I, confident that I could jump over without getting wet, took a leap of faith…….. and jumped right in the middle of that small road-waterfall 😀 Arriving to the ticket office with my shoes completely soaked, I noticed that there are women outside selling those plastic covers for your shoes. Usually I’m not into those Chinese “save the day” gadgets but this time I decided to give it a try. And it looked something like this HAHAHA:
In full gear, protected from the water, I bought the ticket (121 RMB) and went up. The Three Pagodas are built on a not very steep hill and every couple of hundred meters up, there is a temple, where you can see how far have you come and admire the view. At the complete end, there was a temple (again) and if you climbed up the stairs to the highest floor, you were able to see the ErHai lake and Dali Old Town. Unfortunately, the view was not that magnificent due to heavy rain and fog but still acceptable (in fact, really pretty 🙂 ).
Mountains were unfolding behind the temple and the mist and fog gave it a nice mystic vibe, where you imagine how it must be to meditate in a temple for couple of months 🙂 Well maybe next time.. Oh and each temple had Buddha statues inside, some of them nice, some of them not, but overall there was a very sacred atmosphere, which made me re-think my ideas I had about life, relationships and so on.
My waterproof shoe-gadget broke down at the top, so I took a small break and tried to dry my shoes and socks (and admire the view around me). Then I went back to the Old Town, explored those ancient streets, bought dumplings for lunch and went back to the hostel because I just couldn’t take the rain anymore.
When I came back to hostel, the sun was shining and I went outside to warm up a bit and enjoy the sun. There was a small garden with pond and a little Buddha behind the hotel and some hostel residents were taking advantage of it to its maximum – sunbathing on the grass, writing poetry (while being inspired by the little Buddha I guess) and so on. Nice chillax, right? 🙂
Now let’s talk about food. During my travels I discovered, and I believe that any other traveler as well, that it’s suuuper difficult to eat healthy. Especially when you’re traveling into distant, half-abandoned/forgotten, untouched by modern civilization places. And by “healthy” I mean plenty of fresh vegetables, fruits, whole wheat, fish and good meat.
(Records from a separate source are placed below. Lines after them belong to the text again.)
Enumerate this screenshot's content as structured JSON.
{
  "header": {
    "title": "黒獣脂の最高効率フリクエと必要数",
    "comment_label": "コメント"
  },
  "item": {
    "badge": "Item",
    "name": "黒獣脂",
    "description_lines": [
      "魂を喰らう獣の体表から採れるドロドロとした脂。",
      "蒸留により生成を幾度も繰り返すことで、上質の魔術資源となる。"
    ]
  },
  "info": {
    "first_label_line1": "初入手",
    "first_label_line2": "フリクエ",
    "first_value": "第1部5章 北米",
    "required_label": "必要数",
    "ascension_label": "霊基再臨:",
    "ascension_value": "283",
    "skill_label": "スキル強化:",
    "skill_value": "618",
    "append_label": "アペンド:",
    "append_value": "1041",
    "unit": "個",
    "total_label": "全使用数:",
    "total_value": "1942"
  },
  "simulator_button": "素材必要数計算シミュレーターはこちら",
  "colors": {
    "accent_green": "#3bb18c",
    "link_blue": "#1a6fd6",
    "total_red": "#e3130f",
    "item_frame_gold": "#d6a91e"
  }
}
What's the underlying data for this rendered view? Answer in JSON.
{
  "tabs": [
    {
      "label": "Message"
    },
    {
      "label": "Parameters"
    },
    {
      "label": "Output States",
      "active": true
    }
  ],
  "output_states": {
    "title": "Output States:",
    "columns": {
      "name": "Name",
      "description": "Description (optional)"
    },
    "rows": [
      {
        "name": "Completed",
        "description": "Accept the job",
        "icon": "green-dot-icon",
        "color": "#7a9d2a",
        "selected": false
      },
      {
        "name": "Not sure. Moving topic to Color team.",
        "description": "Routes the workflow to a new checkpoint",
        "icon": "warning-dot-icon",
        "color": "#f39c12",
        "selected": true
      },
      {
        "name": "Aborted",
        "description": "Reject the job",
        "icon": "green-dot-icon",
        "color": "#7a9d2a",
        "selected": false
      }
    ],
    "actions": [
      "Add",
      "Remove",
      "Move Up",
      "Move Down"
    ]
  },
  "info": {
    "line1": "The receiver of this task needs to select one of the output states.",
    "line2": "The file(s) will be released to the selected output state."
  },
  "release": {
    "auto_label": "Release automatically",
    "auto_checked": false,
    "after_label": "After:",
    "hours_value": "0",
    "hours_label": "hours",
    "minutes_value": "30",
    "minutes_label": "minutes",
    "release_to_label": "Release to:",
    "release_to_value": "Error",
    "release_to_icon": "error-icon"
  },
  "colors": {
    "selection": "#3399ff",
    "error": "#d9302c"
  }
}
And in China this is almost impossible if you want to stay on reasonable budget. So during my second day in Dali I started to feel some vitamin deficit. Normally, this wouldn’t happen that fast but before my trip to Yunnan I was already around 7 months in China (with breaks) on a project and I kind of managed to eat at least a bit healthy (which is still terrible for my vitamin intake standards). And now, when I’m always on the go, not having time to eat at all, I always end up eating some oily, fried, definitely unhealthy (but quite delicious) Chinese food. So to come to a conclusion, there was a modern café in the Old Town and I had tuna salad and was really happy about it, end of the story 😀